[TASK]
Throughout the material below, count the lines that include the string "JSON", then report only the resulting number.

[MATERIAL SHOWN]
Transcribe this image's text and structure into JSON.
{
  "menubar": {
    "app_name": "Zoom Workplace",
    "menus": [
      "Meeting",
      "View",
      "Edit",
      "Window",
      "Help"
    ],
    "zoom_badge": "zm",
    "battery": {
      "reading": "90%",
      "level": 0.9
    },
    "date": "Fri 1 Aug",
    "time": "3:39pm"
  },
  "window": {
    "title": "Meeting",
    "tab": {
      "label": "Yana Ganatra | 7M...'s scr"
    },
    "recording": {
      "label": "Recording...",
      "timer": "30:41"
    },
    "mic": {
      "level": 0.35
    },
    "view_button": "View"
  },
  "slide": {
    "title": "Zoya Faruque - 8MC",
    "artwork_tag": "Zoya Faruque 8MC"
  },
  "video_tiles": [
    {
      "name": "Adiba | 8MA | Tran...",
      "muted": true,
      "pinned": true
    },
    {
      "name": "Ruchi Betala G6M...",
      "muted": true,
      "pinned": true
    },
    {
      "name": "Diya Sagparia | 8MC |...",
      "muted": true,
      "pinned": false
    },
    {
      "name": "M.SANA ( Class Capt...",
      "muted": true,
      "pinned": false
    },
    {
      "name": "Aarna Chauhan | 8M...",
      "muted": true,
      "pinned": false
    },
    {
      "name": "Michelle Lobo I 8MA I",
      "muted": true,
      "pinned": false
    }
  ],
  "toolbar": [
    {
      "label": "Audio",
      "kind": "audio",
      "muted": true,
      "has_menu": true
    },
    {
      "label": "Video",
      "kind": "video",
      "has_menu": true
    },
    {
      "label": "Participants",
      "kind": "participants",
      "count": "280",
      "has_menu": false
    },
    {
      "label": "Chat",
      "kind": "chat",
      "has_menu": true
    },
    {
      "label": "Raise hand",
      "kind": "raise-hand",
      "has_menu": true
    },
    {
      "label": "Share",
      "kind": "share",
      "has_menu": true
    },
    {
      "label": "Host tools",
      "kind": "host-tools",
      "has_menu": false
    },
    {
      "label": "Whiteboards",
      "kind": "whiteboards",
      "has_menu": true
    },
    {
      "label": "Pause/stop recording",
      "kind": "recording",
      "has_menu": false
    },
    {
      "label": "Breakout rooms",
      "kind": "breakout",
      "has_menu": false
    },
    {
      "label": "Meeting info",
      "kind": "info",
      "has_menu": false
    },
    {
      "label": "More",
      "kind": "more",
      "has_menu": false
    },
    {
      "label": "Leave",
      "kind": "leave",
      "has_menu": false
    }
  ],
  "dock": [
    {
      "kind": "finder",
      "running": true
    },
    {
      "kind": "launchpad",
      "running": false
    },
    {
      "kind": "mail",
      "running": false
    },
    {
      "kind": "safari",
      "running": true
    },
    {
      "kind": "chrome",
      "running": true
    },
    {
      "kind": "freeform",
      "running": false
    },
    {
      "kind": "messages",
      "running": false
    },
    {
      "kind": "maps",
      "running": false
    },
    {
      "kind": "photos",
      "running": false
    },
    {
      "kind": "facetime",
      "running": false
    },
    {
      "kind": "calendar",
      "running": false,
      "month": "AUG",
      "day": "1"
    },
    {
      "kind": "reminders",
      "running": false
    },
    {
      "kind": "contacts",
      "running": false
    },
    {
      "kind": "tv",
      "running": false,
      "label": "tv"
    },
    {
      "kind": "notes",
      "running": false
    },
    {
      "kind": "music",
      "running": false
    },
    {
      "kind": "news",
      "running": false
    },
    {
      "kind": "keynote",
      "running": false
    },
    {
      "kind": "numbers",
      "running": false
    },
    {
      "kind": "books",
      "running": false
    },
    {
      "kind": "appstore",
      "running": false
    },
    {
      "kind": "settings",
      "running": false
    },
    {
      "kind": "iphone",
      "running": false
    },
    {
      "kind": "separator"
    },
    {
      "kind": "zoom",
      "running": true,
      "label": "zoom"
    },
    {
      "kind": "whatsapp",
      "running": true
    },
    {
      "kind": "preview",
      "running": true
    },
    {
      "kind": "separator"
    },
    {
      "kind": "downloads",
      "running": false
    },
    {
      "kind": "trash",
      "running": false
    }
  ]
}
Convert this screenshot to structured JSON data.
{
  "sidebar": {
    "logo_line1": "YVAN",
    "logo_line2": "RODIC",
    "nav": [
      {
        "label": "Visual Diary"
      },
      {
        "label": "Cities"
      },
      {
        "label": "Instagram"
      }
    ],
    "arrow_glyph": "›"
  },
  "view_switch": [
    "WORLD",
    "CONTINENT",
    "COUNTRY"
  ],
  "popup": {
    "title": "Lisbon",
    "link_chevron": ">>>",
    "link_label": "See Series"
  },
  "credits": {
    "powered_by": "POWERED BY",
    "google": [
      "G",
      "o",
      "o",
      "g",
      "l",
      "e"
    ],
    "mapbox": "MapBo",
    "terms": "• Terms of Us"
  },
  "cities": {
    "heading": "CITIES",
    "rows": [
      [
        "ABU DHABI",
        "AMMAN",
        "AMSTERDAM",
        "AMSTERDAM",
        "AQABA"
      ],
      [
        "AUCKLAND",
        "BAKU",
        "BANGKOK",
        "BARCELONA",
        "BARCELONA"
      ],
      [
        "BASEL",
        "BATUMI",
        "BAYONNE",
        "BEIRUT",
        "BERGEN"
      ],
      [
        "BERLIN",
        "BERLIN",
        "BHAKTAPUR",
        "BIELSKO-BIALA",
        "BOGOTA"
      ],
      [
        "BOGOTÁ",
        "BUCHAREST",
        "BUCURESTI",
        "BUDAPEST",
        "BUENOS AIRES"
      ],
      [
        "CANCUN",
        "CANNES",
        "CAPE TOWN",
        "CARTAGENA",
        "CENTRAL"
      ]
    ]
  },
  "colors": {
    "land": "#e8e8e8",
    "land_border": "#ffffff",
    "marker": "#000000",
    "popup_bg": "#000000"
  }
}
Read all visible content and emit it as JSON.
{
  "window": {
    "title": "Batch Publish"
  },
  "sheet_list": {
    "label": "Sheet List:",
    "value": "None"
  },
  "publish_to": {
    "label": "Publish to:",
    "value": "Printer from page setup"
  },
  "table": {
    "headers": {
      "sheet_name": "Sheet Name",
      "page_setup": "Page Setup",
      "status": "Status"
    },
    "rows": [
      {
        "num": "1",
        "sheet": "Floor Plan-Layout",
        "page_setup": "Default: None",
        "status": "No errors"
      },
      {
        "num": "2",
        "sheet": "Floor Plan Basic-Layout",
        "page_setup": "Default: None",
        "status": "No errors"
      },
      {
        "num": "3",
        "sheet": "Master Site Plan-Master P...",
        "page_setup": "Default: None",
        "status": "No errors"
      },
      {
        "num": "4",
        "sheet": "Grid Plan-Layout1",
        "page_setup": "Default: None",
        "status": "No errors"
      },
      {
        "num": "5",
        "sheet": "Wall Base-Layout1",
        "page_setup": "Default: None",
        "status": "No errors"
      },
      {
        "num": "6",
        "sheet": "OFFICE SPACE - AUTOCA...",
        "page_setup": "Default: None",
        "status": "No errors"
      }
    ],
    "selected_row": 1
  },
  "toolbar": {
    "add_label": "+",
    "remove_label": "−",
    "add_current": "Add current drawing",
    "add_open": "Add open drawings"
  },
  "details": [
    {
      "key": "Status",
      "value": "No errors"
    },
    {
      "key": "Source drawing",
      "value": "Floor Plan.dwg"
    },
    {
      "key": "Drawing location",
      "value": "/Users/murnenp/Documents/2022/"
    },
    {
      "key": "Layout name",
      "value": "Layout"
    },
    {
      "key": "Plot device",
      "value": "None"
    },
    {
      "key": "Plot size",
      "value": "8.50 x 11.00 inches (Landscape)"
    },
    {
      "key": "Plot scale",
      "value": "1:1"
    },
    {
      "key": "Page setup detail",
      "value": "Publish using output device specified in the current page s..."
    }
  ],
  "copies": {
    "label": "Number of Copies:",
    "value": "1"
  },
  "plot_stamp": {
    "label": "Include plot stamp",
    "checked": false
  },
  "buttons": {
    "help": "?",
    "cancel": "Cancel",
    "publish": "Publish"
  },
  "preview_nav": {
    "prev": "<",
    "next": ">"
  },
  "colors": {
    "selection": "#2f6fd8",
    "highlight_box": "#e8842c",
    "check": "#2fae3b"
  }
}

[ANSWER TO THE PROBLEM]
3